I had been pulling things aside for a few years thinking about doing a sale, so at a certain point, if it was on the "to go" rack, I couldn't look back. Even now there are things that I wish I wasn't selling, like the Mr. Blackwell black velvet opera coat with hot pink satin lining I am wearing in the campaign images (first picture in this article), and an Angelo Tarlazzi cocktail dress with a pillow "heart" on the bottom, but I remind myself of the joy I had in finding them, owning them, and how they might empower others.

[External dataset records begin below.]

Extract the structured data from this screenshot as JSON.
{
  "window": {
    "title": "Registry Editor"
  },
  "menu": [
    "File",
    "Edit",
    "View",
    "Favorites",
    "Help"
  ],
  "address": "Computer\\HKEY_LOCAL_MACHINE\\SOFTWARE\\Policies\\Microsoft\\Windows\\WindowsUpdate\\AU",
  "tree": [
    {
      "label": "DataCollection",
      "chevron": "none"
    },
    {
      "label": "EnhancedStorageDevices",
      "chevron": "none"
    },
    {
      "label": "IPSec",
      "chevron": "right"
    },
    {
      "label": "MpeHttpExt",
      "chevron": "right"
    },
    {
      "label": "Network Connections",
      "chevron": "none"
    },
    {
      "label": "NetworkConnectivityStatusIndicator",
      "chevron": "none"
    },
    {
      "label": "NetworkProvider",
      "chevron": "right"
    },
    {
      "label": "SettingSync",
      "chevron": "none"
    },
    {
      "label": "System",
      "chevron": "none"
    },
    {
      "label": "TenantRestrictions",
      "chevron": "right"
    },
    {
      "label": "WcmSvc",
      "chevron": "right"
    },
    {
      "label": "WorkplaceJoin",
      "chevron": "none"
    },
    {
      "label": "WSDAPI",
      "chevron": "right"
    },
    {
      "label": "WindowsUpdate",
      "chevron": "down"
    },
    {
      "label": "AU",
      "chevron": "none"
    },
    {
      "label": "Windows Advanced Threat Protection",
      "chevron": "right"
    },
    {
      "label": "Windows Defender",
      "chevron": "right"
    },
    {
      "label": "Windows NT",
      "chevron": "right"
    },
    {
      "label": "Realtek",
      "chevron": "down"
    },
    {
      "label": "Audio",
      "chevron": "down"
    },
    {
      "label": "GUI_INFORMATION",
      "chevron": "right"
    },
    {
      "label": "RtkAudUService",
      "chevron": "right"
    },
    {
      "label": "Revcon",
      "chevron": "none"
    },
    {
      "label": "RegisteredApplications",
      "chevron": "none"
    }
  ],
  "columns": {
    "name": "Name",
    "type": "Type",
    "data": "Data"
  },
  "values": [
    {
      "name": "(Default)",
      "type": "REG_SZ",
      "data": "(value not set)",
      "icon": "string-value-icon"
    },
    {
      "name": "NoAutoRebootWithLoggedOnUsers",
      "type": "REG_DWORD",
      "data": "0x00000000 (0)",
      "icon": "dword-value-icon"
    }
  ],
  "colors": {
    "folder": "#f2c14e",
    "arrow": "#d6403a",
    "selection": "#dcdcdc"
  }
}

Do you have a favourite piece from your collection? Why?
Impossible to choose one! The early Nicolas Ghesquieres for Balenciaga are very special to me, and I still have some in my collection. Also, the three Mr. Blackwell pieces — the bulls eye dress, the black velvet opera coat, and the floor length evening dress in brocade with lime green flowers and a matching coat. I hope one person gets all three, so they can stay together!

Buro's picks:

Liz Goldwyn's archival pieces will be available on Vestiaire Collective from 25 October.